Welcome to a new and exciting year at Emporia State. Although it has been a few years since I was an undergraduate, I can still remember the excitement of a new school year, whether arriving on campus for the first time or returning to renew friendships made the previous year.
I am continually looking forward. As we prepare to celebrate Emporia State’s 150th birthday, however, I am enjoying learning about our institution’s rich heritage.
Did you know that Emporia State has had four names during its existence? We were founded on Feb. 15, 1863, as Kansas State Normal School. “Normal school” was a term for a new model of higher education, creating a school specifically to train teachers. You will still find KSN represented on campus. Just walk to the front of Plumb Hall and look up to the medallion at the very top center of the building.

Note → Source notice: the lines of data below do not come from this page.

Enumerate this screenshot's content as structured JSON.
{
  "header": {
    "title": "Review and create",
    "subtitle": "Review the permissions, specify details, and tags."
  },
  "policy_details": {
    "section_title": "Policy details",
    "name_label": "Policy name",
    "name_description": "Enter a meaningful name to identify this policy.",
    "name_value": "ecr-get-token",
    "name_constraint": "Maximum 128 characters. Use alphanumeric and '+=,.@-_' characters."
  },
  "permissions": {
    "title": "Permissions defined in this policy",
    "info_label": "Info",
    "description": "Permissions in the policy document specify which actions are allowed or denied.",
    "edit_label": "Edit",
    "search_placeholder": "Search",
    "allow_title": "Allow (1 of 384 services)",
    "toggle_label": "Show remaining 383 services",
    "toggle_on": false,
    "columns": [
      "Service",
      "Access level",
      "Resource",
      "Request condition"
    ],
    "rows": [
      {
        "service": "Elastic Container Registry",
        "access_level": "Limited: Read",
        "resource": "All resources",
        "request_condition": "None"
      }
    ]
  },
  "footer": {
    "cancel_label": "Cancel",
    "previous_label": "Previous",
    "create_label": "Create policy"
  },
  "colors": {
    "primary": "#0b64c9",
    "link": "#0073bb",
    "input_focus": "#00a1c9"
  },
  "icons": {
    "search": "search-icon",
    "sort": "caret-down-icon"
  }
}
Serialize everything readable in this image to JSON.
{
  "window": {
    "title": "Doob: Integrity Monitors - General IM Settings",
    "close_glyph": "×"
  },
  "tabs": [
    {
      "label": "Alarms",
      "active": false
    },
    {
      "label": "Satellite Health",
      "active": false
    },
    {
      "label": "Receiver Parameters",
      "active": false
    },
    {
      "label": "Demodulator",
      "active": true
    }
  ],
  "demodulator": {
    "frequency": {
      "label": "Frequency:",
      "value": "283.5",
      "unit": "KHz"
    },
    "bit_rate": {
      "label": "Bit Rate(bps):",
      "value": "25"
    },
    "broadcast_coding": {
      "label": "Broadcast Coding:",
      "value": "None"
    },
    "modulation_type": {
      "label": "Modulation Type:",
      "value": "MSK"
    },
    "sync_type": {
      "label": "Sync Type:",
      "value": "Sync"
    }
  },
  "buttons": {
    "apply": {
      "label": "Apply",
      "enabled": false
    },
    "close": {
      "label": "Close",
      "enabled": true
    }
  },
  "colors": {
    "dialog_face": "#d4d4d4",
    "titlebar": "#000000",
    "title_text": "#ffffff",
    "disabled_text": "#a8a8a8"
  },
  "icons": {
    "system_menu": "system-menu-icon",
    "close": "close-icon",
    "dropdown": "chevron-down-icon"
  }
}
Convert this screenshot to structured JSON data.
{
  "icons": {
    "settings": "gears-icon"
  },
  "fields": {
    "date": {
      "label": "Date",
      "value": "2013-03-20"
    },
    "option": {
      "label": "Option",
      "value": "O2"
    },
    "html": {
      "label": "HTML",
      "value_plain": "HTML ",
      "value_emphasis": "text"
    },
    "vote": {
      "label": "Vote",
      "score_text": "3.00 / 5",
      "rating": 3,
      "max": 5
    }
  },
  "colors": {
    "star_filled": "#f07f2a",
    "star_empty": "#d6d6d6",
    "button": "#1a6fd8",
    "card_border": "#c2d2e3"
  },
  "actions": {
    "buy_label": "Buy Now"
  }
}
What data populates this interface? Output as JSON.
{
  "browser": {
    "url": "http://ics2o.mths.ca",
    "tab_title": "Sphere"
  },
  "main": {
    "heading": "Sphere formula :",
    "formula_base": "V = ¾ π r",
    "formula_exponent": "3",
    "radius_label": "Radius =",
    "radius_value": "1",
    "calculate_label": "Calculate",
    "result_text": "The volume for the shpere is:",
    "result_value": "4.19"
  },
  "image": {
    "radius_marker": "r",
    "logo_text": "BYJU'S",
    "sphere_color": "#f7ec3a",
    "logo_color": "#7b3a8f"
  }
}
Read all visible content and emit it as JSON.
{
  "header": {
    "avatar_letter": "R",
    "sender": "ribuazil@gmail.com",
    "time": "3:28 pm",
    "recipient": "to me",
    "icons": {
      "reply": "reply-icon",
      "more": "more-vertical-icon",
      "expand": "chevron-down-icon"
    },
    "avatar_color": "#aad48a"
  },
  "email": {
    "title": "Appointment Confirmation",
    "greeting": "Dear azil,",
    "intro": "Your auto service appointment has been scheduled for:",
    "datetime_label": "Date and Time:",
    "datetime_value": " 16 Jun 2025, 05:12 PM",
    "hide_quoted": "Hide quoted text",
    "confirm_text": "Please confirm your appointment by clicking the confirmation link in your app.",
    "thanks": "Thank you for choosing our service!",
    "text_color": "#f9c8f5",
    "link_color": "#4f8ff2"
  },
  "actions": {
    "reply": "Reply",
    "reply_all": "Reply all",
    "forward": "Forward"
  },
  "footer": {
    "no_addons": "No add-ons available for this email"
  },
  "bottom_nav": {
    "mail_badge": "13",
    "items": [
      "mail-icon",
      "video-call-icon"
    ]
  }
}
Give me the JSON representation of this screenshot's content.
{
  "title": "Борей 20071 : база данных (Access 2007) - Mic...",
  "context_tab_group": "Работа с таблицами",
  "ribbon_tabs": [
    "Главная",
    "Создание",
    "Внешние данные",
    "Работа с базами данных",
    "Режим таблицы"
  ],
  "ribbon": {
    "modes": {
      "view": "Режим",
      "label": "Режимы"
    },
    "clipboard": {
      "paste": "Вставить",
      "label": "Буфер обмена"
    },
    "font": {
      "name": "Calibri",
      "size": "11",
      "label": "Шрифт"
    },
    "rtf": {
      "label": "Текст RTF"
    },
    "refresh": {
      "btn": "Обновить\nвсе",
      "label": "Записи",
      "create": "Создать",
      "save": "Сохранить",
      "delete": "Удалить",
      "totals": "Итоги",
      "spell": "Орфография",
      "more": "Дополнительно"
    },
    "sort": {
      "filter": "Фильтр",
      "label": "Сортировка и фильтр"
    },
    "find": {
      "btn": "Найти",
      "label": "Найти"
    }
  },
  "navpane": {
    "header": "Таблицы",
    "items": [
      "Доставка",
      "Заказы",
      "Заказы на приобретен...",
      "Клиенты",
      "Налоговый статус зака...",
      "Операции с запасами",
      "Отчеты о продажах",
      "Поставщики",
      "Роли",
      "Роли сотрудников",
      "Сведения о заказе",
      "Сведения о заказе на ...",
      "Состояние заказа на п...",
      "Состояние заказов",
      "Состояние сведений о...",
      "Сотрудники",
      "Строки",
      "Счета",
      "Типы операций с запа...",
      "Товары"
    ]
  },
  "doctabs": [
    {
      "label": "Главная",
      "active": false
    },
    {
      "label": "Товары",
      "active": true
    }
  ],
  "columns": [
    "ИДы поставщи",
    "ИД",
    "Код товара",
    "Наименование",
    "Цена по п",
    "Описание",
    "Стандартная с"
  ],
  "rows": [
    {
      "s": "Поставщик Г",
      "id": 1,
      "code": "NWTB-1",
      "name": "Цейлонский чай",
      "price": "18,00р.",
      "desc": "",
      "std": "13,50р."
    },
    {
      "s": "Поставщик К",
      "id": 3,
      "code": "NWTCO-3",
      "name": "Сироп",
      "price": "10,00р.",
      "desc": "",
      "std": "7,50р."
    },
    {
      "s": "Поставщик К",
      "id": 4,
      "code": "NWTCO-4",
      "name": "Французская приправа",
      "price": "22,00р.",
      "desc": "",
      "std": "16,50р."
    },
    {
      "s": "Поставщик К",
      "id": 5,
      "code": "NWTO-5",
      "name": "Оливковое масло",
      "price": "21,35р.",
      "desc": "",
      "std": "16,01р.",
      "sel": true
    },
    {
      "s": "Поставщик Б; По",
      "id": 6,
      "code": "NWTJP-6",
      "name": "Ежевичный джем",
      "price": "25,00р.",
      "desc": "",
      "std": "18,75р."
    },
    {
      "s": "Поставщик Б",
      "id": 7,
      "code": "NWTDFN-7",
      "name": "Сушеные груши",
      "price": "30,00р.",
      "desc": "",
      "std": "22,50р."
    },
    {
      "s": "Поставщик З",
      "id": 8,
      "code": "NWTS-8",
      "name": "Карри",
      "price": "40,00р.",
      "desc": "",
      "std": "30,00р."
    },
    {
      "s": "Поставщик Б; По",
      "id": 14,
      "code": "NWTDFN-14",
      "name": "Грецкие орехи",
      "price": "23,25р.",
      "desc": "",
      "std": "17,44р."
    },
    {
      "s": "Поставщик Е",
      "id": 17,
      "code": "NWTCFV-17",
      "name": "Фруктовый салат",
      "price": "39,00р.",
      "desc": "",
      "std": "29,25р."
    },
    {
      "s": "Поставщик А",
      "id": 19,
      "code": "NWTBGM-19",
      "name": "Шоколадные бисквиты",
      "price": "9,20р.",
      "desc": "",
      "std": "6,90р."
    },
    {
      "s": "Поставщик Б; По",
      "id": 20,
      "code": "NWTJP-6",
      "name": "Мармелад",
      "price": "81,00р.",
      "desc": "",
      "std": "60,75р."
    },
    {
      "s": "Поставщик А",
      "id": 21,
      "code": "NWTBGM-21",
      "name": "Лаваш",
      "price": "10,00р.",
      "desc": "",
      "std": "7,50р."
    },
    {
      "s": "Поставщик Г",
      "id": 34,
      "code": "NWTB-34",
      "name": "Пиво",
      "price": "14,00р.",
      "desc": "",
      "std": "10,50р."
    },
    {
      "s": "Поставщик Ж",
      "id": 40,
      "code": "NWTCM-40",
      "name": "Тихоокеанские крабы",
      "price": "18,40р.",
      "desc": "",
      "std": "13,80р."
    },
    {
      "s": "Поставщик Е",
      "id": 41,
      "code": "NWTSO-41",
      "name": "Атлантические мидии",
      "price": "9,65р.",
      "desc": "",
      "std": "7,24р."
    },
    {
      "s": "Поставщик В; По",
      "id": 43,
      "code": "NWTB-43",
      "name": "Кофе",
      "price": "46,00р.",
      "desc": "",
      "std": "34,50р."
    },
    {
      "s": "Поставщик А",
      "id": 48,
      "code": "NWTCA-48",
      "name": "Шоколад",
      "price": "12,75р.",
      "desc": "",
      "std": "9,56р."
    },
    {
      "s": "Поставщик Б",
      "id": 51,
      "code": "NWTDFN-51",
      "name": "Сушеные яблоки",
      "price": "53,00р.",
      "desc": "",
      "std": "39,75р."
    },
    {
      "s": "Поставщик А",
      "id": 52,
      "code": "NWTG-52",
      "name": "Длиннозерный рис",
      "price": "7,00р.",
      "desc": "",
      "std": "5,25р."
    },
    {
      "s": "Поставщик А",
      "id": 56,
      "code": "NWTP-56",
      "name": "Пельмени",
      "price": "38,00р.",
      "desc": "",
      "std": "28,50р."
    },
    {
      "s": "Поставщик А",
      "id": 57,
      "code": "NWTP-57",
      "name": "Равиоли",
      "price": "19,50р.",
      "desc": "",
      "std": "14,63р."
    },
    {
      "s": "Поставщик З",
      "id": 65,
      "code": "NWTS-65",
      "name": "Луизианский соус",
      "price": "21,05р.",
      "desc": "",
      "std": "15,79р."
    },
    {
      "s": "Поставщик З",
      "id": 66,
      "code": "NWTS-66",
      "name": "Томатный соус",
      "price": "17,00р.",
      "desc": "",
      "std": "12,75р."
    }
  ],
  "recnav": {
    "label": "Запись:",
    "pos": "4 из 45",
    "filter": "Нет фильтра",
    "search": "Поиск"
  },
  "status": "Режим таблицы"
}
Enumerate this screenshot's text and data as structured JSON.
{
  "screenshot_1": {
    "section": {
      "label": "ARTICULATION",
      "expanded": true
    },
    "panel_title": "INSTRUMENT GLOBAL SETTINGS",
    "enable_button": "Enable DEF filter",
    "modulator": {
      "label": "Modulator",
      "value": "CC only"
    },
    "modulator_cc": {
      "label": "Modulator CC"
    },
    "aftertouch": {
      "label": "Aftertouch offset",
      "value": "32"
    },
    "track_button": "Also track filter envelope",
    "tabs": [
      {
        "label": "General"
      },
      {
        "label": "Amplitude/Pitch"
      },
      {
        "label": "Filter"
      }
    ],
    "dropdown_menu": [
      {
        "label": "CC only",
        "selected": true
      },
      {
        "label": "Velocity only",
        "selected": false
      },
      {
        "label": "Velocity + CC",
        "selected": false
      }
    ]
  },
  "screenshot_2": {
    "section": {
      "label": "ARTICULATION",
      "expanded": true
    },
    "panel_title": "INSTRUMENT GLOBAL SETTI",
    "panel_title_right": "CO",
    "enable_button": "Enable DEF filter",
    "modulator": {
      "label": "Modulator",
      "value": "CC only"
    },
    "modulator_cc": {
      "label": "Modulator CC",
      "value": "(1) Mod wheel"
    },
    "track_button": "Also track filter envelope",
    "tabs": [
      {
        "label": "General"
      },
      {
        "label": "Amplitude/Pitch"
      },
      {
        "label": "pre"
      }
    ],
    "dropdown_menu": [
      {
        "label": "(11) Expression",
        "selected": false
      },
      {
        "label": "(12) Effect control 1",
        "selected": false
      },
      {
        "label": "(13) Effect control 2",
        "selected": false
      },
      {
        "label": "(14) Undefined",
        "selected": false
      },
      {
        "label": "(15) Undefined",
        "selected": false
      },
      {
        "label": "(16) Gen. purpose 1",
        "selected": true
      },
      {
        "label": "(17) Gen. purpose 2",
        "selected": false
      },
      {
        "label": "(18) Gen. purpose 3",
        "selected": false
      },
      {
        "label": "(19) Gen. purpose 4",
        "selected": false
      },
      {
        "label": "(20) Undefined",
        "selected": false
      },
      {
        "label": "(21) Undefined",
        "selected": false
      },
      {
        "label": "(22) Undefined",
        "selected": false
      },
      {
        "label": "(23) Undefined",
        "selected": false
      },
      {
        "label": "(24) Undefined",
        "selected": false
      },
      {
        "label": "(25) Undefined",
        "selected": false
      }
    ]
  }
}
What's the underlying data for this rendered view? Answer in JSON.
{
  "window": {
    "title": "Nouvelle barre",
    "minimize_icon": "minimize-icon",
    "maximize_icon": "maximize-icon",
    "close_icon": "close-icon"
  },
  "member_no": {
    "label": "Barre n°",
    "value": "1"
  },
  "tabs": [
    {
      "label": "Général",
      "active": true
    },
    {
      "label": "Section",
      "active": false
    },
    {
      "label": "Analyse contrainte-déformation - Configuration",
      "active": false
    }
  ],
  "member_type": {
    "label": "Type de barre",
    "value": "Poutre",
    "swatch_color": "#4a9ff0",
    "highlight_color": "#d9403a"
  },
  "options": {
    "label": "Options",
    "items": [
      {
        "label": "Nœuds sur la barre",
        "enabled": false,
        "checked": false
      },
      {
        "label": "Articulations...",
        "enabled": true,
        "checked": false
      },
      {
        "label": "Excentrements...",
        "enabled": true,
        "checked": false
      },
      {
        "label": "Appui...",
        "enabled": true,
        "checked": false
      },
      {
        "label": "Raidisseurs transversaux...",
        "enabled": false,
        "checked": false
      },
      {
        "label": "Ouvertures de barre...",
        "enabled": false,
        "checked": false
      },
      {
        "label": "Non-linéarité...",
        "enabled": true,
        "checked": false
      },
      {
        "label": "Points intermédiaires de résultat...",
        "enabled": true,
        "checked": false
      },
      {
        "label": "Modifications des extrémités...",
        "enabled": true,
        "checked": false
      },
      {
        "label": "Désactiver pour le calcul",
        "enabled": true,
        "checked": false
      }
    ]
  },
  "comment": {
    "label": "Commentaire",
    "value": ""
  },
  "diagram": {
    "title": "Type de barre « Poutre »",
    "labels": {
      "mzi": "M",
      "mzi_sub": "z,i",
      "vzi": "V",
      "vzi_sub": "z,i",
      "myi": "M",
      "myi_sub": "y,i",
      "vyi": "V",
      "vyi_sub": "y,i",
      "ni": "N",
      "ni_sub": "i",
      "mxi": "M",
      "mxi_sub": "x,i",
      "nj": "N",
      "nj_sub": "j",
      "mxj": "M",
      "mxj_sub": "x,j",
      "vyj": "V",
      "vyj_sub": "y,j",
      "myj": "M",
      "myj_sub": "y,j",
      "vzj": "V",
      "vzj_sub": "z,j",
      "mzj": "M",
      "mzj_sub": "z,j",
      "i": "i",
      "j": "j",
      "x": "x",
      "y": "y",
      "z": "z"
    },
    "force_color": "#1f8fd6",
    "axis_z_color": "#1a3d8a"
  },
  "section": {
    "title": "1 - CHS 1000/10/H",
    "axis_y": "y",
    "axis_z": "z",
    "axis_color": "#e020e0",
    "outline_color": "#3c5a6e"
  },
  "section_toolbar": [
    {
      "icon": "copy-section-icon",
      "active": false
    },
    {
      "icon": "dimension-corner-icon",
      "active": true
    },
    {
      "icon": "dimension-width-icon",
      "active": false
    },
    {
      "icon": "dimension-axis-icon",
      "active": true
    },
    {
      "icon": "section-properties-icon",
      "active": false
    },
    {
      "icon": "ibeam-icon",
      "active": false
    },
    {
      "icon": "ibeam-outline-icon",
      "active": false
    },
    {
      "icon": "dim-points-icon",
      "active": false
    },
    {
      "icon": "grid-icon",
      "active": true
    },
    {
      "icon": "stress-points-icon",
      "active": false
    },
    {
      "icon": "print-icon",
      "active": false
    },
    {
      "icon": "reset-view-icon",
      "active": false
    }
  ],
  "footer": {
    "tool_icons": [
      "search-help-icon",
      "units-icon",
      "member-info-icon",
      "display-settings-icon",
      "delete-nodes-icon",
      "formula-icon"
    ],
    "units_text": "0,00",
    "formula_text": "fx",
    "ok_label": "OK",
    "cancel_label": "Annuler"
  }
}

In 1923, we became Kansas State Teachers College, a name that said it all — we were in Kansas, were publicly funded and trained teachers. At 51 years, this name has the longest tenure in our history.
In 1974, we became Emporia Kansas State College; however that quickly changed to Emporia State University in 1977.
Did you know that a young man named Lewis Lindsay Dyche came to KSN in 1874 to become a teacher? Dyche took his knowledge of flora and fauna and became a professor of anatomy and physiology and curator of mammals and birds. Dyche’s taxidermy diorama of animals of North America was exhibited in the Kansas Pavilion at the 1893 Chicago World’s Fair.
Did you know that while we were KSN we opened two satellite campuses? The western branch opened in 1902 at Hays. It is now Fort Hays State University. In 1903, we opened the Manual Training Auxiliary School in Pittsburg, which now is Pittsburg State University.
Did you know that in 1947, we defeated the University of Kansas men’s basketball team? The KU coach at the time? Phog Allen.
Did you know that for many years, our university had a large number of students, especially football players, from Hawaii thanks to Edward K. Hamada, who earned a teaching degree here in 1959? Hamada returned to his native Hawaii where he taught and coached at his alma mater, ’Iolani School, for more than 30 years.
You can see that Emporia State has been changing lives since 1863.
I am excited for our future, and as we embark on a new academic year, I cannot help but wonder — how will Emporia State change your life?
— Michael D. Shonrock, Ph.D.
Special thanks to Roger Heineken and Gwen Larson for their contributions to this article.